Segment Start: EXERCISE INPUT

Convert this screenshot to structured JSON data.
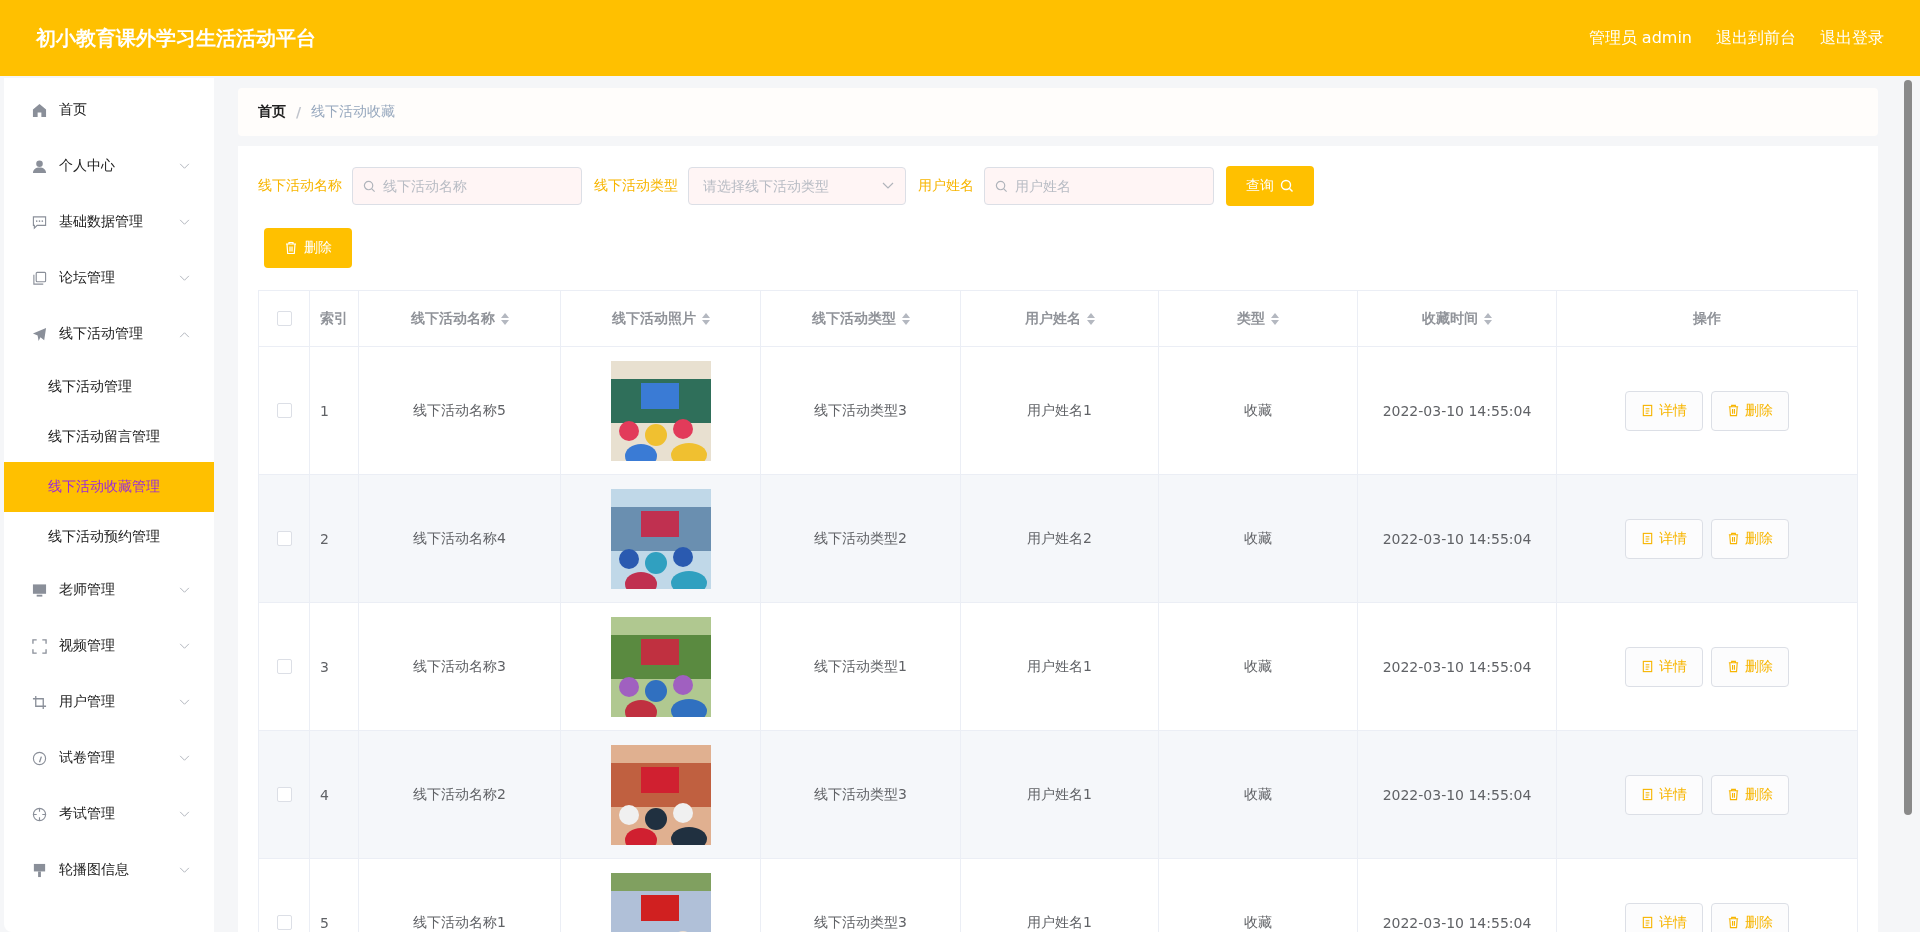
{
  "header": {
    "title": "初小教育课外学习生活活动平台",
    "links": [
      "管理员 admin",
      "退出到前台",
      "退出登录"
    ]
  },
  "sidebar": {
    "items": [
      {
        "label": "首页"
      },
      {
        "label": "个人中心",
        "expanded": false
      },
      {
        "label": "基础数据管理",
        "expanded": false
      },
      {
        "label": "论坛管理",
        "expanded": false
      },
      {
        "label": "线下活动管理",
        "expanded": true,
        "children": [
          {
            "label": "线下活动管理",
            "selected": false
          },
          {
            "label": "线下活动留言管理",
            "selected": false
          },
          {
            "label": "线下活动收藏管理",
            "selected": true
          },
          {
            "label": "线下活动预约管理",
            "selected": false
          }
        ]
      },
      {
        "label": "老师管理",
        "expanded": false
      },
      {
        "label": "视频管理",
        "expanded": false
      },
      {
        "label": "用户管理",
        "expanded": false
      },
      {
        "label": "试卷管理",
        "expanded": false
      },
      {
        "label": "考试管理",
        "expanded": false
      },
      {
        "label": "轮播图信息",
        "expanded": false
      }
    ]
  },
  "breadcrumb": {
    "separator": "/",
    "items": [
      "首页",
      "线下活动收藏"
    ]
  },
  "search": {
    "fields": [
      {
        "label": "线下活动名称",
        "kind": "text",
        "placeholder": "线下活动名称"
      },
      {
        "label": "线下活动类型",
        "kind": "select",
        "placeholder": "请选择线下活动类型"
      },
      {
        "label": "用户姓名",
        "kind": "text",
        "placeholder": "用户姓名"
      }
    ],
    "button": "查询"
  },
  "delete_button": "删除",
  "table": {
    "select_all_checked": false,
    "columns": [
      {
        "label": "索引",
        "sortable": false
      },
      {
        "label": "线下活动名称",
        "sortable": true
      },
      {
        "label": "线下活动照片",
        "sortable": true
      },
      {
        "label": "线下活动类型",
        "sortable": true
      },
      {
        "label": "用户姓名",
        "sortable": true
      },
      {
        "label": "类型",
        "sortable": true
      },
      {
        "label": "收藏时间",
        "sortable": true
      },
      {
        "label": "操作",
        "sortable": false
      }
    ],
    "rows": [
      {
        "checked": false,
        "index": "1",
        "name": "线下活动名称5",
        "photo": {
          "kind": "picture"
        },
        "type": "线下活动类型3",
        "user": "用户姓名1",
        "kind": "收藏",
        "time": "2022-03-10 14:55:04",
        "actions": [
          "详情",
          "删除"
        ]
      },
      {
        "checked": false,
        "index": "2",
        "name": "线下活动名称4",
        "photo": {
          "kind": "picture"
        },
        "type": "线下活动类型2",
        "user": "用户姓名2",
        "kind": "收藏",
        "time": "2022-03-10 14:55:04",
        "actions": [
          "详情",
          "删除"
        ]
      },
      {
        "checked": false,
        "index": "3",
        "name": "线下活动名称3",
        "photo": {
          "kind": "picture"
        },
        "type": "线下活动类型1",
        "user": "用户姓名1",
        "kind": "收藏",
        "time": "2022-03-10 14:55:04",
        "actions": [
          "详情",
          "删除"
        ]
      },
      {
        "checked": false,
        "index": "4",
        "name": "线下活动名称2",
        "photo": {
          "kind": "picture"
        },
        "type": "线下活动类型3",
        "user": "用户姓名1",
        "kind": "收藏",
        "time": "2022-03-10 14:55:04",
        "actions": [
          "详情",
          "删除"
        ]
      },
      {
        "checked": false,
        "index": "5",
        "name": "线下活动名称1",
        "photo": {
          "kind": "picture"
        },
        "type": "线下活动类型3",
        "user": "用户姓名1",
        "kind": "收藏",
        "time": "2022-03-10 14:55:04",
        "actions": [
          "详情",
          "删除"
        ]
      }
    ]
  }
}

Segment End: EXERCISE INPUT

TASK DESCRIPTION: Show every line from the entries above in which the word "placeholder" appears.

FINISHED TASK:
        "placeholder": "线下活动名称"
        "placeholder": "请选择线下活动类型"
        "placeholder": "用户姓名"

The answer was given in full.